# Instantaneous Power calculation

1. Apr 7, 2016

### Le_Anthony

1. The problem statement, all variables and given/known data
The energy of a system increases at a rate of 3.5t + 6.2t^2, in joules.
What is the instantaneous power at t=3.1 s?

2. Relevant equations
P=dW/dt
J/s=watt

3. The attempt at a solution
dW=3.5 + 12.4t
P=(3.5 + 12.4t joule) / (3.1s)=1.12 + 4t, in watts

Yes/ no???

2. Apr 7, 2016

No.

3. Apr 7, 2016

### Staff: Mentor

No, it's dW/dt = 3.5 + 12.4t

Why did you divide by 3.1? What units would your answer have?

4. Apr 7, 2016

### donpacino

no, they are asking for the instantaneous power at t=3.1

why would the power at 3.1 secs be dependent on time?

1 watt does equal 1 joule per second.

I'll give you a few hints.
The average power dissipated during a time period is energy/ the time period. What happens when you decrease that time period to a very small value?

another hint.
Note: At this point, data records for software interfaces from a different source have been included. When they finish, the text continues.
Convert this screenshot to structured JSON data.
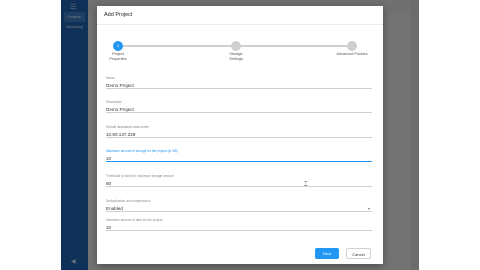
{
  "background_app": {
    "menu_icon": "hamburger-icon",
    "nav_items": [
      "Projects",
      "Monitoring"
    ]
  },
  "dialog": {
    "title": "Add Project",
    "steps": [
      {
        "number": "1",
        "label": "Project\nProperties",
        "state": "active"
      },
      {
        "number": "",
        "label": "Storage\nSettings",
        "state": "todo"
      },
      {
        "number": "",
        "label": "Advanced Policies",
        "state": "todo"
      }
    ],
    "fields": [
      {
        "label": "Name",
        "value": "Demo Project"
      },
      {
        "label": "Description",
        "value": "Demo Project"
      },
      {
        "label": "Default destination data center",
        "value": "10.80.137.228"
      },
      {
        "label": "Maximum amount of storage for the project (in GB)",
        "value": "10"
      },
      {
        "label": "Threshold to warn for maximum storage amount",
        "value": "80"
      },
      {
        "label": "Deduplication and compression",
        "value": "Enabled"
      },
      {
        "label": "Maximum amount of data for the project",
        "value": "10"
      }
    ],
    "next_label": "Next",
    "cancel_label": "Cancel"
  },
  "colors": {
    "accent": "#2196f3",
    "nav": "#1f5fa8",
    "overlay": "#000000"
  }
}
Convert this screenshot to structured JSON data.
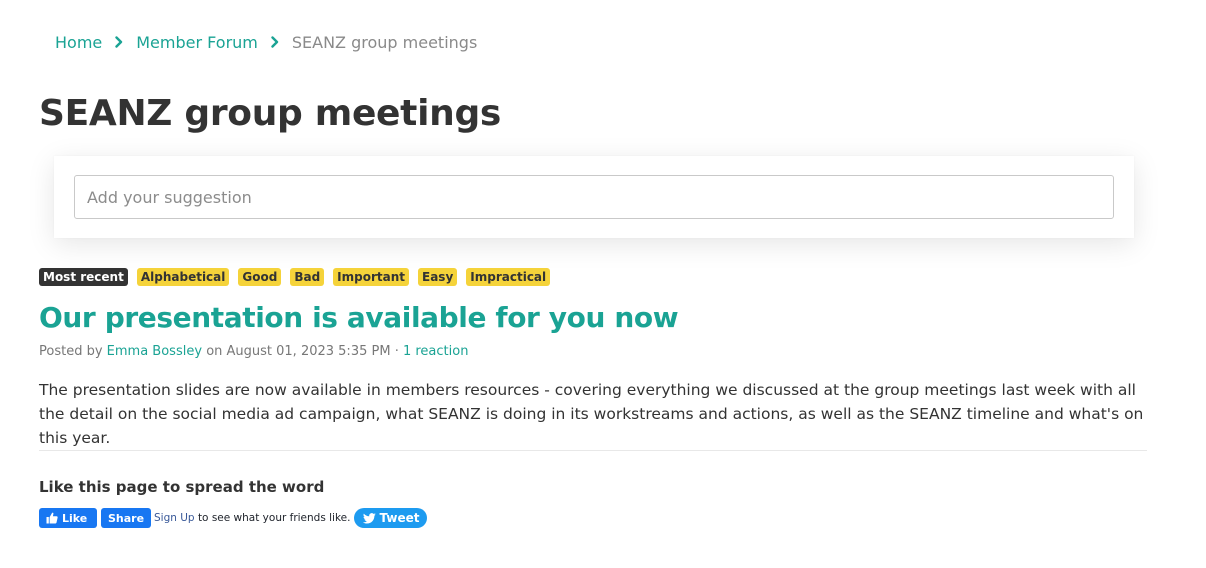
{
  "breadcrumb": {
    "home": "Home",
    "forum": "Member Forum",
    "current": "SEANZ group meetings"
  },
  "page_title": "SEANZ group meetings",
  "suggestion": {
    "placeholder": "Add your suggestion",
    "value": ""
  },
  "tags": [
    {
      "label": "Most recent",
      "active": true
    },
    {
      "label": "Alphabetical",
      "active": false
    },
    {
      "label": "Good",
      "active": false
    },
    {
      "label": "Bad",
      "active": false
    },
    {
      "label": "Important",
      "active": false
    },
    {
      "label": "Easy",
      "active": false
    },
    {
      "label": "Impractical",
      "active": false
    }
  ],
  "post": {
    "title": "Our presentation is available for you now",
    "posted_by_prefix": "Posted by",
    "author": "Emma Bossley",
    "date_text": "on August 01, 2023 5:35 PM",
    "separator": "·",
    "reactions": "1 reaction",
    "body": "The presentation slides are now available in members resources - covering everything we discussed at the group meetings last week with all the detail on the social media ad campaign, what SEANZ is doing in its workstreams and actions, as well as the SEANZ timeline and what's on this year."
  },
  "share": {
    "heading": "Like this page to spread the word",
    "like_label": "Like",
    "share_label": "Share",
    "signup_link": "Sign Up",
    "signup_text": "to see what your friends like.",
    "tweet_label": "Tweet"
  },
  "colors": {
    "accent": "#1aa394",
    "tag_yellow": "#f5d33a",
    "tag_active": "#333333",
    "facebook": "#1877f2",
    "twitter": "#1d9bf0"
  },
  "icons": [
    "chevron-right-icon",
    "thumbs-up-icon",
    "twitter-bird-icon"
  ]
}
To find energy simply sum (integrate) the power. how do you go the other way?

5. Apr 7, 2016

### Le_Anthony

So i just need to derive the equation and plug in 3.1s?
I divided by 3.1 because instantaneous power is derivative of work w/ respect to time.

6. Apr 7, 2016

### Le_Anthony

which i now realize i was thinking of W/Δt.. oops